- The problem -
When the string "heading" is part of a line below, that line should be copied.

- Records provided -

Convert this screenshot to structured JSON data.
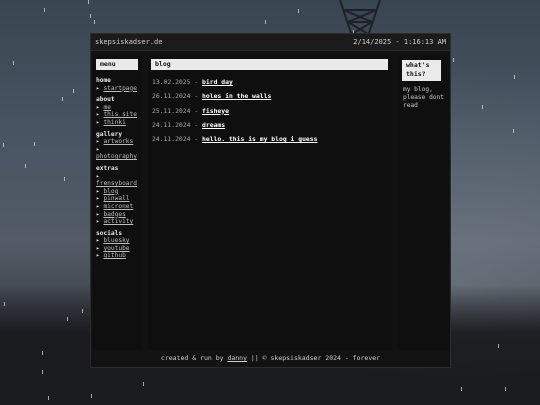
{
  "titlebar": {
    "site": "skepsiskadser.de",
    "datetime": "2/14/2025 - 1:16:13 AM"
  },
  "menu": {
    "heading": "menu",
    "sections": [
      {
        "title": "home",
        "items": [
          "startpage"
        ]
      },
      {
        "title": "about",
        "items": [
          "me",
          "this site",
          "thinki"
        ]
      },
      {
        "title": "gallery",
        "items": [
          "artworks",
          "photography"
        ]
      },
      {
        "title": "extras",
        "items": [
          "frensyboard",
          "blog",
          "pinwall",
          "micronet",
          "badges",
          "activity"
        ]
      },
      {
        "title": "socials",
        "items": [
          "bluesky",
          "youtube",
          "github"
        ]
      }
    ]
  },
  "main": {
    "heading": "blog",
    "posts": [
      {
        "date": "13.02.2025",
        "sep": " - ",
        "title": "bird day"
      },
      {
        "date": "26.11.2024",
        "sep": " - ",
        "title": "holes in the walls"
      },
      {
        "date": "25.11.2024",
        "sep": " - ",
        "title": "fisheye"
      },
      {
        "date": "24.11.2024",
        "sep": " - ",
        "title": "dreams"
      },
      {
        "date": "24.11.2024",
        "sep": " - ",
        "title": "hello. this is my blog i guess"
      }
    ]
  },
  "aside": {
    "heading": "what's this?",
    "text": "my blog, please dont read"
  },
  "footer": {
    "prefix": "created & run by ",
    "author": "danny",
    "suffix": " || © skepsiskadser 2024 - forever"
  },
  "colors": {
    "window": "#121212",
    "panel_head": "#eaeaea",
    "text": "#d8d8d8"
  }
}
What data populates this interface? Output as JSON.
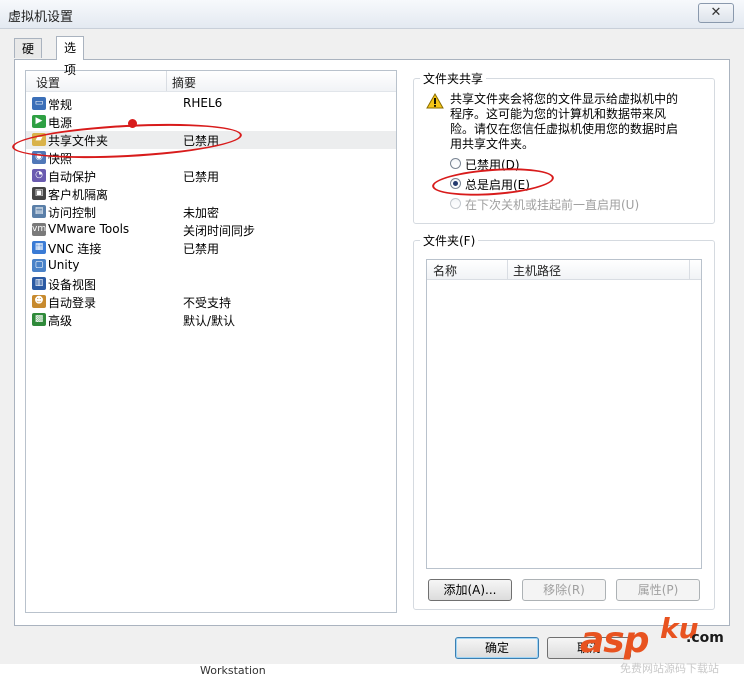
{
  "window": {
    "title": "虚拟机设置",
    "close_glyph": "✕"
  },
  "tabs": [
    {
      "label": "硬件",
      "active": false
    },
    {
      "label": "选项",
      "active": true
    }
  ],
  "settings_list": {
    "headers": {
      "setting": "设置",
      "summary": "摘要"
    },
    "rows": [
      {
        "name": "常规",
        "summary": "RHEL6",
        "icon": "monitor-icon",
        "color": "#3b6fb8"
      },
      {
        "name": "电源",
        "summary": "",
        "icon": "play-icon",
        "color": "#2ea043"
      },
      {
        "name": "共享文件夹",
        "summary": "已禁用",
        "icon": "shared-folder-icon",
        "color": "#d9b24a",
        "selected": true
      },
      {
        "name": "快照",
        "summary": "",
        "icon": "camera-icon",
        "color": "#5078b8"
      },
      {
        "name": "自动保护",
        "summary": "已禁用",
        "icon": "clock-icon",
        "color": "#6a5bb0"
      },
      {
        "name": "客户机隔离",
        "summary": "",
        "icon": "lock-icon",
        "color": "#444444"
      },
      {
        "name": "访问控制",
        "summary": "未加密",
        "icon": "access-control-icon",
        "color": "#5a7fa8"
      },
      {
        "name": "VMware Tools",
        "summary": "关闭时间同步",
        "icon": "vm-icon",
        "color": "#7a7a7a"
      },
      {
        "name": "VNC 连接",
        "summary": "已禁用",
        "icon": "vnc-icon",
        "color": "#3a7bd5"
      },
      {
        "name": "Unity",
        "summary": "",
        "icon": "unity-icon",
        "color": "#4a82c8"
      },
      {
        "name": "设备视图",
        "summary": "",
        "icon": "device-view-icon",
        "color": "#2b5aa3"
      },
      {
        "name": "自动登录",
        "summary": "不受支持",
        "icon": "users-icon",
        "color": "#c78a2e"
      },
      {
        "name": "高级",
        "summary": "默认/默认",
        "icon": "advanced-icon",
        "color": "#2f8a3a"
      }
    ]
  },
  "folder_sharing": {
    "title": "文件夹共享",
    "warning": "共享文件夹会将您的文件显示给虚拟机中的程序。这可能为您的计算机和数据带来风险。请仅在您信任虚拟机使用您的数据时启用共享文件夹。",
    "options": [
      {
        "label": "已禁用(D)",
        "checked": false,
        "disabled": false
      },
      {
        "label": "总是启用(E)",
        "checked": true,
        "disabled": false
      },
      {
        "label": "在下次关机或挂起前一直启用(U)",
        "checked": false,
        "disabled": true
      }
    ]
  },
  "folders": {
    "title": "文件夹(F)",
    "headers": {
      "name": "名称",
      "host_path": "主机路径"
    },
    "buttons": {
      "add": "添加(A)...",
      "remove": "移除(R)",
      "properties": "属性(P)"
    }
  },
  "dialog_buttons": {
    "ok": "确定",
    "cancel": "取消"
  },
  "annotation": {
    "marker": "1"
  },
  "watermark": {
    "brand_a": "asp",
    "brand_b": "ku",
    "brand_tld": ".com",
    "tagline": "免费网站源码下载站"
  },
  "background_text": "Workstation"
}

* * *

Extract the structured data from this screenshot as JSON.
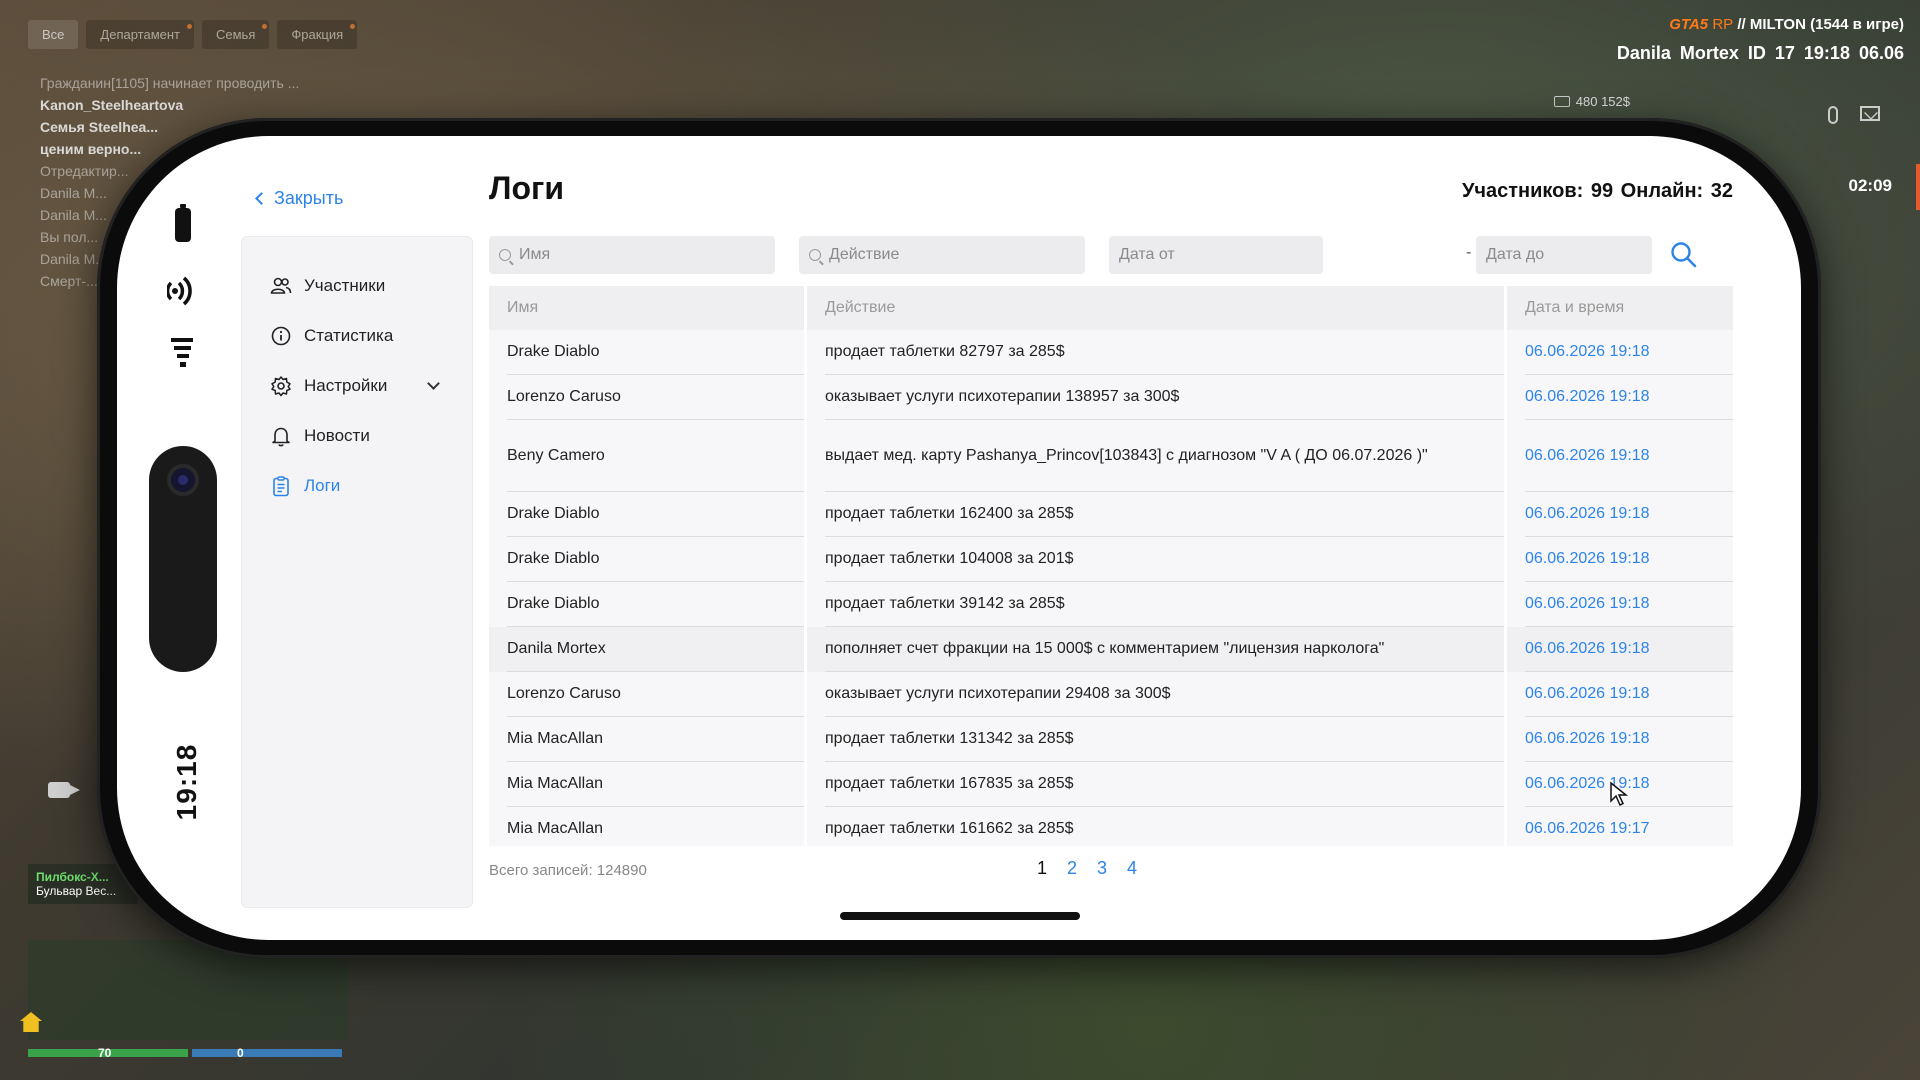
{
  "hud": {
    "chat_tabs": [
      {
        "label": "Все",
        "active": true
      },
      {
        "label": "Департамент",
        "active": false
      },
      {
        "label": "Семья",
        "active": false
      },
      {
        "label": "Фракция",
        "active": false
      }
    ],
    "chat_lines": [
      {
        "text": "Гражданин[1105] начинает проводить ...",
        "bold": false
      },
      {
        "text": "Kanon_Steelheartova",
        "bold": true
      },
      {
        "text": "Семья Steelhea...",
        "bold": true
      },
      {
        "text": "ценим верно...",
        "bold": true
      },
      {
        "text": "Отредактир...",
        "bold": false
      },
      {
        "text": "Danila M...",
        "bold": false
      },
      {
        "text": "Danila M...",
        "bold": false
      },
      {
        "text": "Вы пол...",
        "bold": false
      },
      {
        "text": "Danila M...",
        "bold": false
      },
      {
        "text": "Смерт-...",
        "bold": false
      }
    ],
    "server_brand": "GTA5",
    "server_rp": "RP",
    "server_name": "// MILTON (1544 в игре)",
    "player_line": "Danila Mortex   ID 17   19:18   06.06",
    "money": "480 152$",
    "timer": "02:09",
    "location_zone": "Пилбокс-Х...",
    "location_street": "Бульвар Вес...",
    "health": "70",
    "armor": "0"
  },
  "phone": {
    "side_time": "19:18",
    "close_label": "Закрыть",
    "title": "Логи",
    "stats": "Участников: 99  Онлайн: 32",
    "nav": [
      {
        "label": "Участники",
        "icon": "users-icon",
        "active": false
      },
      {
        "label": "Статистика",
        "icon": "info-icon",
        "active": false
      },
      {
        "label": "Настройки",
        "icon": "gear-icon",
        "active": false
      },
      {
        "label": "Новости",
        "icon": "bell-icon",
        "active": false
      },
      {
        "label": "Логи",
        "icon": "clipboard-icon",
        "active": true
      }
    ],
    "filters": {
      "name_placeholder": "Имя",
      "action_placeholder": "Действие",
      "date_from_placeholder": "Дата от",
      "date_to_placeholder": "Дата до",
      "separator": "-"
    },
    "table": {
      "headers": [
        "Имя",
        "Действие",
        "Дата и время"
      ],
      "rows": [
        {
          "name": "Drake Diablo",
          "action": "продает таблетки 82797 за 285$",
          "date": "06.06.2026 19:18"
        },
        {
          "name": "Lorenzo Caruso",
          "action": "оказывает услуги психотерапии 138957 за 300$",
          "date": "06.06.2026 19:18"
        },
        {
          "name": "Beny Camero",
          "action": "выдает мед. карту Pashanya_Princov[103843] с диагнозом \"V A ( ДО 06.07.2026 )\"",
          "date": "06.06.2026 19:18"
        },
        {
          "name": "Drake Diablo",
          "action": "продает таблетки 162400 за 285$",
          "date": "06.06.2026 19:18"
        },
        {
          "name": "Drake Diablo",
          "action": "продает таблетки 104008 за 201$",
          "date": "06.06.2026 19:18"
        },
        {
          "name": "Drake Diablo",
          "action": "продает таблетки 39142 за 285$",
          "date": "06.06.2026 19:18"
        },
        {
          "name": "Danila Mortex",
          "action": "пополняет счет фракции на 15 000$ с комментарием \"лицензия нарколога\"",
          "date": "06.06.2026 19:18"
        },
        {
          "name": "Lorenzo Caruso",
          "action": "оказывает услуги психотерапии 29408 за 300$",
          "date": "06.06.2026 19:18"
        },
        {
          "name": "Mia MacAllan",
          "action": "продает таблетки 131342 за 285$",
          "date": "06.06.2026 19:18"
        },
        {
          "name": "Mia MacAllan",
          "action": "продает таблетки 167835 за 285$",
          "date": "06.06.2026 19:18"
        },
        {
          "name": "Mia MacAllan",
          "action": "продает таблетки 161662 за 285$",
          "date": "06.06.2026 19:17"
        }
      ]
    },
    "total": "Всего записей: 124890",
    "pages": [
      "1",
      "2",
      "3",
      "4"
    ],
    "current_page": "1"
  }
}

- Answer to this task -
    "heading": "menu",
    "heading": "blog",
    "heading": "what's this?",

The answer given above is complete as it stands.